The party’s best recruits and rising stars are found not in deep blue Massachusetts or California, but rather red Missouri and Indiana. These stars have little chance of winning statewide office.
Take Jason Kander, the Democrats 2016 Senate candidate in Missouri who lost his race by three points in a state Trump won by 19. Now, Kander has taken a long-term contract with CNN and formed a voting rights advocacy group. Or take Pete Buttigieg, the 35 year old mayor of South Bend, Indiana. Democrats only hold one statewide office and after next year might hold a big fat zero offices.
Recent events have not been kind to these kinds of Democrats.

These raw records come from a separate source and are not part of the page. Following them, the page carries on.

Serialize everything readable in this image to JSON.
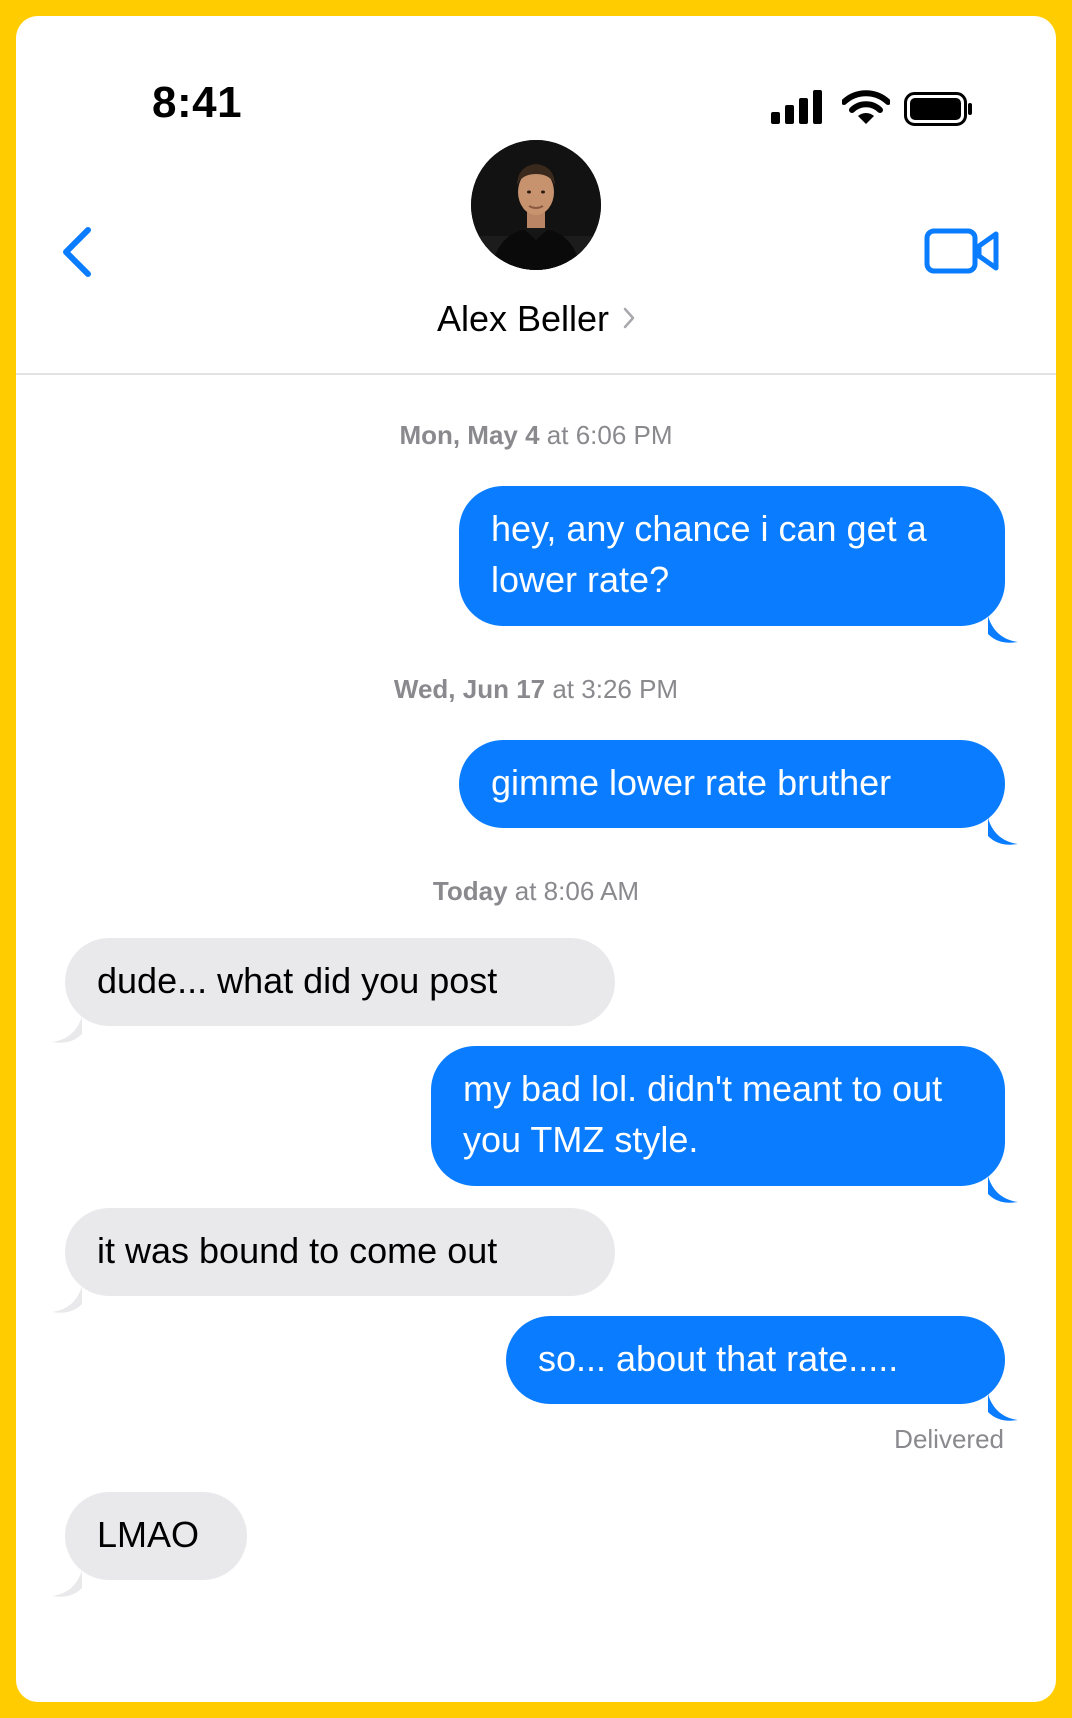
{
  "status_bar": {
    "time": "8:41"
  },
  "header": {
    "contact_name": "Alex Beller"
  },
  "messages": [
    {
      "type": "timestamp",
      "day": "Mon, May 4",
      "time": " at 6:06 PM"
    },
    {
      "type": "outgoing",
      "text": "hey, any chance i can get a lower rate?"
    },
    {
      "type": "timestamp",
      "day": "Wed, Jun 17",
      "time": " at 3:26 PM"
    },
    {
      "type": "outgoing",
      "text": "gimme lower rate bruther"
    },
    {
      "type": "timestamp",
      "day": "Today",
      "time": " at 8:06 AM"
    },
    {
      "type": "incoming",
      "text": "dude... what did you post"
    },
    {
      "type": "outgoing",
      "text": "my bad lol. didn't meant to out you TMZ style."
    },
    {
      "type": "incoming",
      "text": "it was bound to come out"
    },
    {
      "type": "outgoing",
      "text": "so... about that rate....."
    },
    {
      "type": "incoming",
      "text": "LMAO"
    }
  ],
  "delivery_status": "Delivered",
  "colors": {
    "frame": "#FFCC00",
    "outgoing_bubble": "#0A7CFF",
    "incoming_bubble": "#E9E9EB",
    "accent": "#0A7CFF",
    "timestamp_text": "#8A8A8E"
  },
  "icons": {
    "back": "chevron-left-icon",
    "video": "video-camera-icon",
    "signal": "cellular-signal-icon",
    "wifi": "wifi-icon",
    "battery": "battery-icon",
    "contact_chevron": "chevron-right-icon"
  }
}
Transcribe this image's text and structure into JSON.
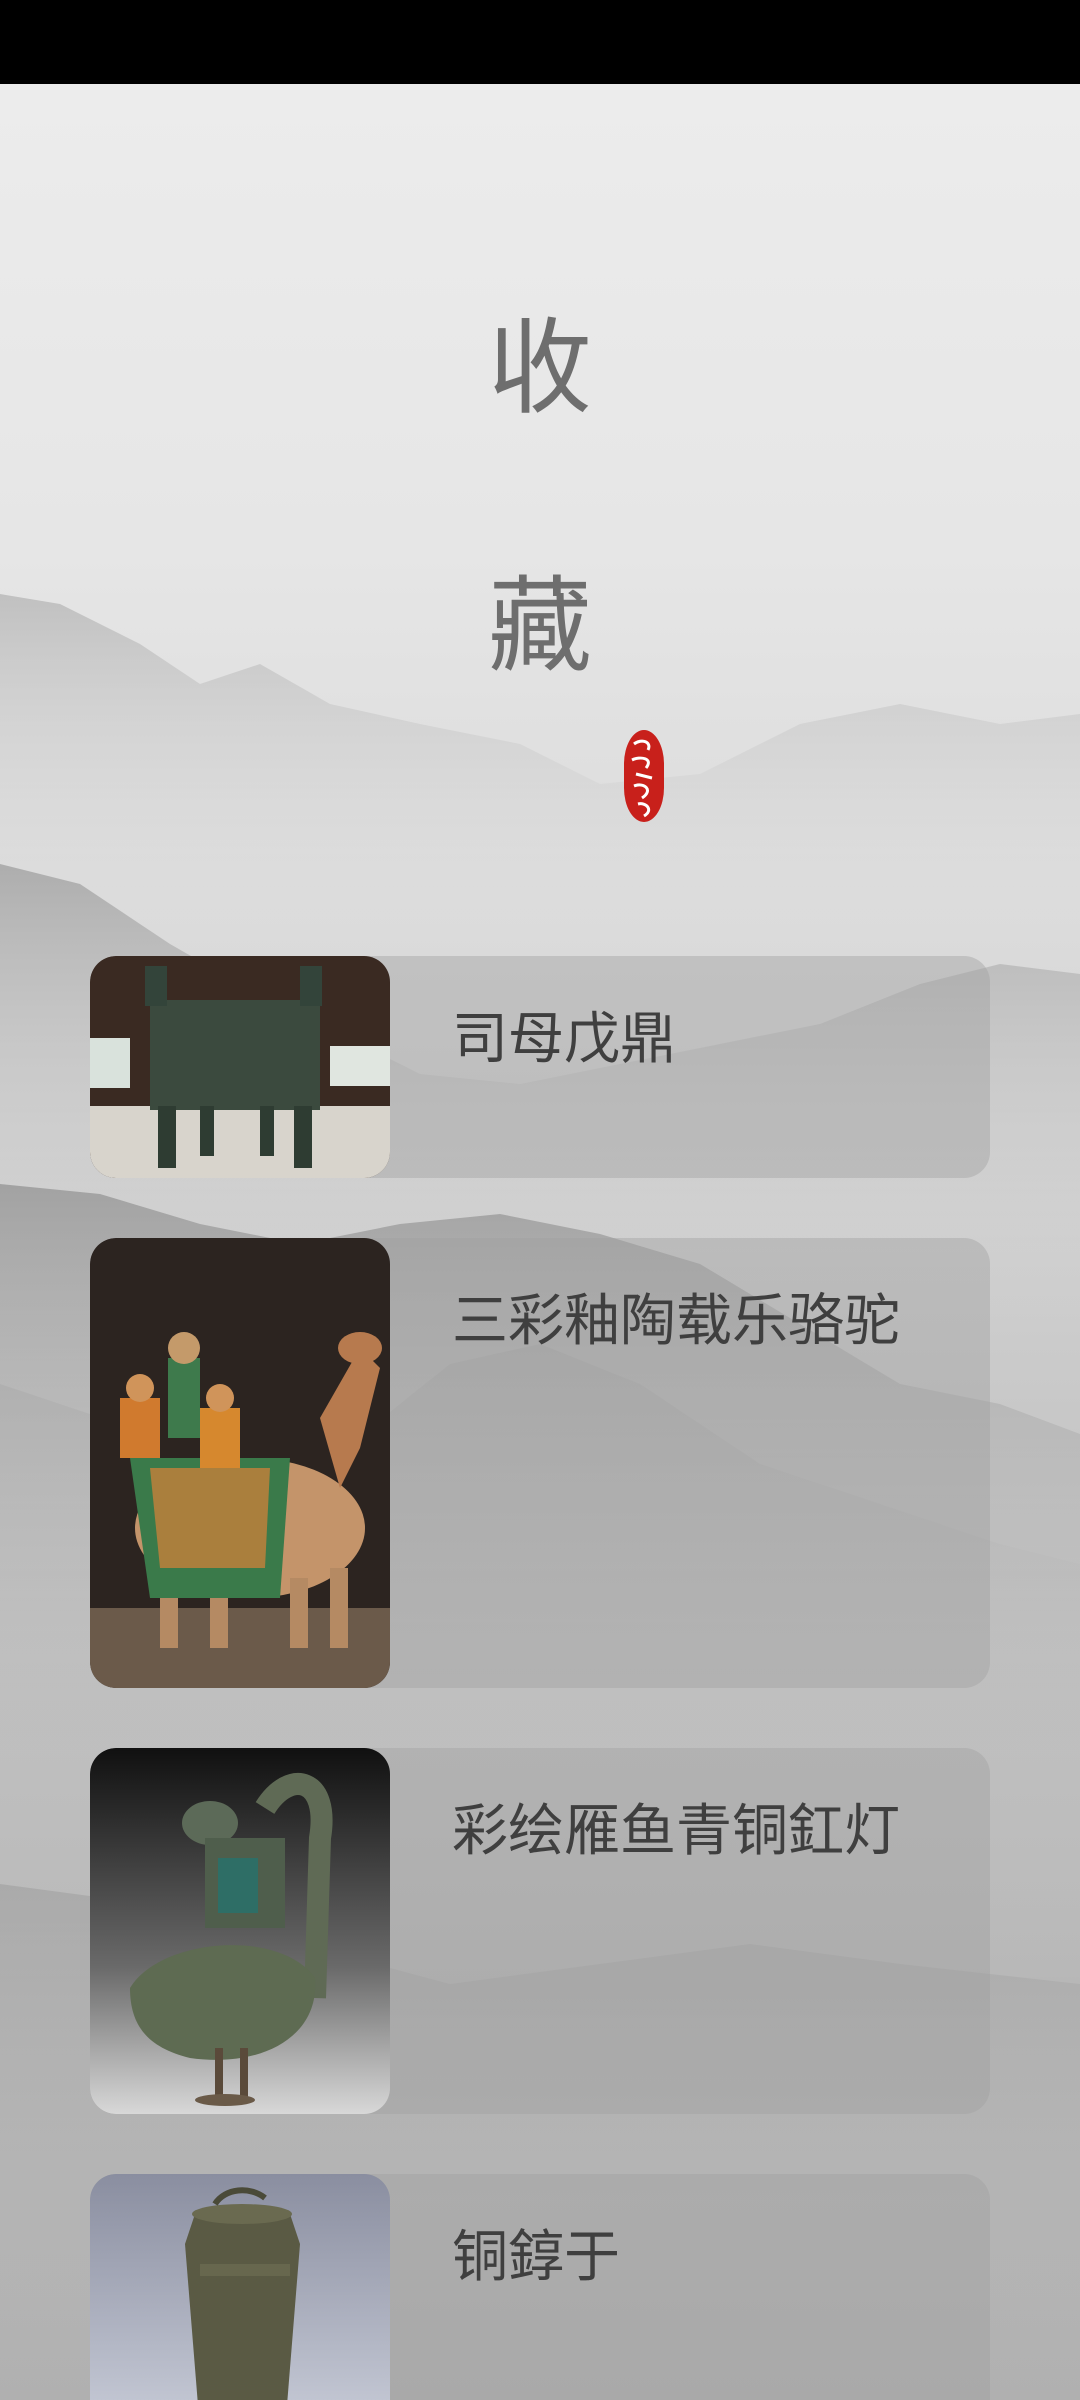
{
  "header": {
    "title_line1": "收",
    "title_line2": "藏"
  },
  "collection": {
    "items": [
      {
        "title": "司母戊鼎",
        "image": "ding-cauldron-photo"
      },
      {
        "title": "三彩釉陶载乐骆驼",
        "image": "sancai-camel-photo"
      },
      {
        "title": "彩绘雁鱼青铜釭灯",
        "image": "goose-lamp-photo"
      },
      {
        "title": "铜錞于",
        "image": "bronze-chunyu-photo"
      }
    ]
  },
  "colors": {
    "background": "#e0e0e0",
    "card": "#a9a9a9",
    "seal": "#c8201b",
    "title_text": "#6e6e6e",
    "card_text": "#3f3f3f"
  }
}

The increasing correlation between Presidential and Senatorial results has made it that much harder for red-state Democrats to succeed where their national standard bearer dos not. Even more worrisome, the correlation is starting to be reflected in gubernatorial and Presidential results (the last bastion of non-correlation).
This is uniquely troublesome for the party because to be successful the party will have to fight, and hold, unfriendly territory. Gaining ground in some areas might not be tough in certain years. It is holding that territory that will be the challenge.
Consider the significant difference in turnout between Presidential elections and midterms. Presidential turnout tends to favor Democrats. But, in red states, that dynamic often matters little. Worse, in midterms, the electorate is often toxic for red-state Democrats.
In 1968, 22 gubernatorial contests were held in Presidential elections. By 1976, that number had shrunk to 14 and by 1978 just 11 states held gubernatorial elections alongside Presidential ones. The reasons varied for this shift but political leaders thought voters should focus primarily on one major statewide race at a given time (they could not change Senatorial elections). Also, many states that used to hold gubernatorial elections every two years switched to four year terms.
As partisan allegiances firmed up with the South’s realignment, Democrats found themselves getting the worse of the deal. Democrats could not compete in racially polarized Southern states nor deeply red states like Idaho out west. Republicans, on the other hand, benefited from white, moderate electorates in the Northeast during midterms. It is easy to see why Larry Hogan or Charlie Baker can compete in 2018 as opposed to 2020.
This effect is reduced on the Senatorial side by the six year cycle. Former Senator Mark Kirk could win in deeply blue Illinois in 2010 due to turnout, the red wave and a weak opponent. But, in a Presidential election against a half decent opponent he was clobbered.
Democrats face the reverse this year. Many of the party’s red-state brothers and sisters, who won in 2012 due to weak opponents, a favorable national environment and not terrible demographics face increasingly white and conservative electorates. Heidi Heitikamp, Joe Donnelly, Joe Manchin, Claire McCaskill and Jon Tester, all rock stars in their own rights, will have to face the toxic electorate that has doomed many of their compatriots since 2010.
The math on the gubernatorial front is against Republicans considering the number of purple state Governor mansions they will be defending. But, the House map looks favorable to them and the Senate map is a disaster for Democrats. Even if Republicans have a so-so night it will be red-state Democrats that suffer. This will only contribute to the increased polarization we continue to see in Congress and increase the correlation between Presidential and down-ballot results (even in midterms).
Of course, Democrats are going to have to learn how to win in this kind of environment. If they don’t, the GOP leaning racial and economic make-up of this midterm could insulate Republicans from a blue wave.